For Danielle G., Get involved with DODS. They provide school-based services for kids in Dept of Defense school systems. I went to school (HS) in DODS school in Spain. Very fun, and you already know the language!
I started a non-profit organization called Therapy Missions, Inc. Our purpose is to bring therapy to the world by providing OT and PT teams to countries where these services are scarce or non-existent. We TREAT children and adults with disabilities, while TEACHING their caregivers how to provide care which will improve the quality of life and we TRAIN paraprofessionals to better serve the needs of their clients. All registered or certified therapists are welcome to become a team member. We have missions in Sanmenxia, China; Danli, Honduras; Kingston, Jamaica and Juarez, Mexico. Three, week long trips are planned for next year. Please contact me if interested!

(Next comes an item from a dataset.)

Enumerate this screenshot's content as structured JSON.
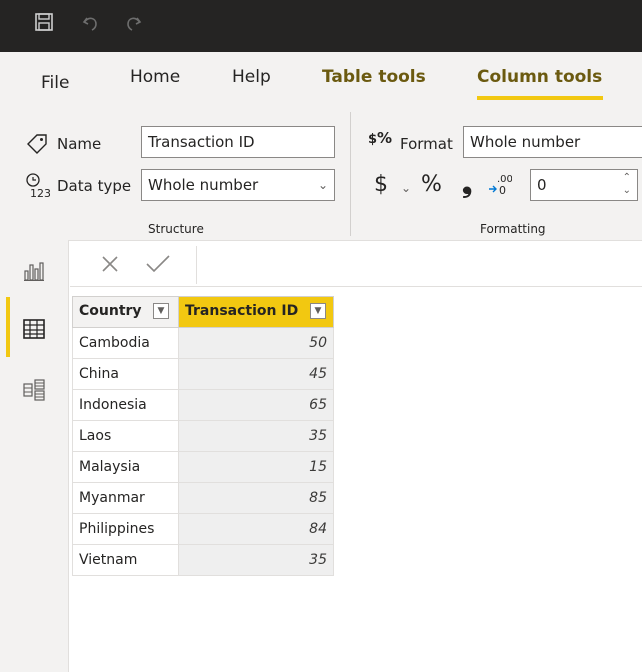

Actually I have gone on 2 Joni and Friends wheelchair distributions in Ukraine. Teams of OTs and PTs fit donated wheelchairs to children and adults who have no access to them. Joni and Friends is a Christian Ministry. This is one of the most rewarding things I have ever done in my 40 years of practicing Occupational Therapy.
Hello!! I am two months from graduation and have thoroughly enjoyed the road to becoming an OT. I just found out my husband who is in the Navy is getting stationed in Italy for 3 year, and we are leaving 5 months after I recieve my license. I have been desperately trying to locate options for work overseas, because I would hate to give up my dream career! Does anyone have any advice?? Thanks!!:)
I am nearing the end of my career and though I have always wanted to work in a foreign country (one of my classmates spent two years in the Peace Corps in Thailand a year or so after we graduated), I probably will never do it. When I was younger I was too anxious and inexperienced. Now I don't have the energy or the time. But it is one of those dreams, like getting a master's degree, that I hang onto anyway.The Balkan (southeast Europe) countries, which have emerged from communism and isolation from the West in the past 23 years, still have what I call the philosophies of "a disability-is-something-one-just-has-to live with" and "take-care-of-old-folks-by-doing-for-them". From what I've gathered in talking to those who've immigrated to the US from Bulgaria, there are some physical therapists but no - or next to no - occupational therapists. I would LOVE to be there helping the country gradually accept the idea of remediation/adaptation/substitution for people with impairments so they don't have to be disabled but can engage in their occupations of living their every-day lives and be contributing members of society. I hope that future OTs can help bring this about. Wouldn't it be wonderful if the Bulgarian-born and American-born children of the younger immigrants would become in OTs, PTs, and STs and want to be pioneers of a sort in their parents' home country?!
It would be amazing to do OT in another country! Not only could one take new ideas there, but one could bring new ideas home!